The Strad Issue: January 2008
Musicians: Maria Kliegel (cello) Nina Tichman (piano)
Composer: Fauré

The relative rarity of Fauré’s cello sonatas in recitals is possibly connected with their dark character, the first written during the First World War, the second in 1921 near the end of his life when disillusion had taken root. But they are still laden with heavenly melodic invention and intoxicating harmonic shifts – his evergreen calling cards.

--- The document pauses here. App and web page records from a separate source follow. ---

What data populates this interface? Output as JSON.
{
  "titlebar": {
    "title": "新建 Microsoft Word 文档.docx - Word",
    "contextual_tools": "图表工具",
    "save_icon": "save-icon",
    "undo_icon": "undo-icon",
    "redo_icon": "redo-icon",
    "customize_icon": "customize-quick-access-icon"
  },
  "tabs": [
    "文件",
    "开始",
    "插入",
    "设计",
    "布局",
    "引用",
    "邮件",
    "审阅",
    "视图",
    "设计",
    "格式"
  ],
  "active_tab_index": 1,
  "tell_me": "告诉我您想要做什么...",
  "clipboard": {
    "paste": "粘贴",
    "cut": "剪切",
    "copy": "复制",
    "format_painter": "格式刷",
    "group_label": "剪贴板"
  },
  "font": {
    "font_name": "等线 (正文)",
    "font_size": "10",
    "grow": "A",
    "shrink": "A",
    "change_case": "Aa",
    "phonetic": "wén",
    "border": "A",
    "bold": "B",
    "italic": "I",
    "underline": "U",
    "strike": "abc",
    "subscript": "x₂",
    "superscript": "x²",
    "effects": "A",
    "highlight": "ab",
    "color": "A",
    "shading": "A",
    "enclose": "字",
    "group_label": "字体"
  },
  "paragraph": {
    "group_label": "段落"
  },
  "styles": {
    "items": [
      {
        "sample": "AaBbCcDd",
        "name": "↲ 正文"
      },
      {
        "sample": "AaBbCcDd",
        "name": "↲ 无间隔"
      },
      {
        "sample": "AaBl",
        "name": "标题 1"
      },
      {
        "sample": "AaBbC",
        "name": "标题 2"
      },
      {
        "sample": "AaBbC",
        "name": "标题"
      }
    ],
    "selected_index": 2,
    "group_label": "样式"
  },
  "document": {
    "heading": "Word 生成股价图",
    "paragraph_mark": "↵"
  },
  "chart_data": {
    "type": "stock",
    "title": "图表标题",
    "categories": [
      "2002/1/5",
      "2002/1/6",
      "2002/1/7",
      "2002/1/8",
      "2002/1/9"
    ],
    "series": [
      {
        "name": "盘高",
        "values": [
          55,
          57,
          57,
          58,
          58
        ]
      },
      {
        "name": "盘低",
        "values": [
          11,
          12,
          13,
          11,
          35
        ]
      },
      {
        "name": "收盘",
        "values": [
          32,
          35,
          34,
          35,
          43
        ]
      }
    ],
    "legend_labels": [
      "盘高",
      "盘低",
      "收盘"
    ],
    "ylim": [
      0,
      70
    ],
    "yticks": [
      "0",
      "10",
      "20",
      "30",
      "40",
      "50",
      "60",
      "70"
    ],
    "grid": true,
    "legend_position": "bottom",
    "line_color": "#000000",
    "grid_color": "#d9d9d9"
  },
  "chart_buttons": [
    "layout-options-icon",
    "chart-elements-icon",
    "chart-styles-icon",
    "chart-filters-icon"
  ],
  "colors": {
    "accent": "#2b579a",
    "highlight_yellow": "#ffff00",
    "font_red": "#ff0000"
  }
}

Maria Kliegel and Nina Tichman present an excellent case for these elusive works, the cellist particularly intense and dramatic in her depiction of the First Sonata’s opening Allegro, and Tichman astutely etching the disjointed piano part that melts into a lyrical and haunting melody. It is music that demands the player to be a chameleon, responding at a moment’s notice to a change in surroundings, and the art is to savour and instinctively respond to the quixotic pulse and fast-shifting harmonies, while maintaining the cerebral reins and mapping out the structure. This is exactly what these artists accomplish, not least in their depiction of the exquisite melody in the Andante of Sonata no.1, naive yet at the same time laden with regret. Likewise in the Sonata no.2 they establish an amazing flexibility, by turns fervent and detached, then ethereal and bold. Some of the smaller pieces on this clearly recorded CD are frequent visitors to the recital platform, although there are less established gems such as Papillon, which alternates dexterous elements with a sumptuous melody.

These idiomatic and sensitive renditions offer a welcome opportunity to engage with the bulk of this magical composer’s output for cello.   

Joanne Talbot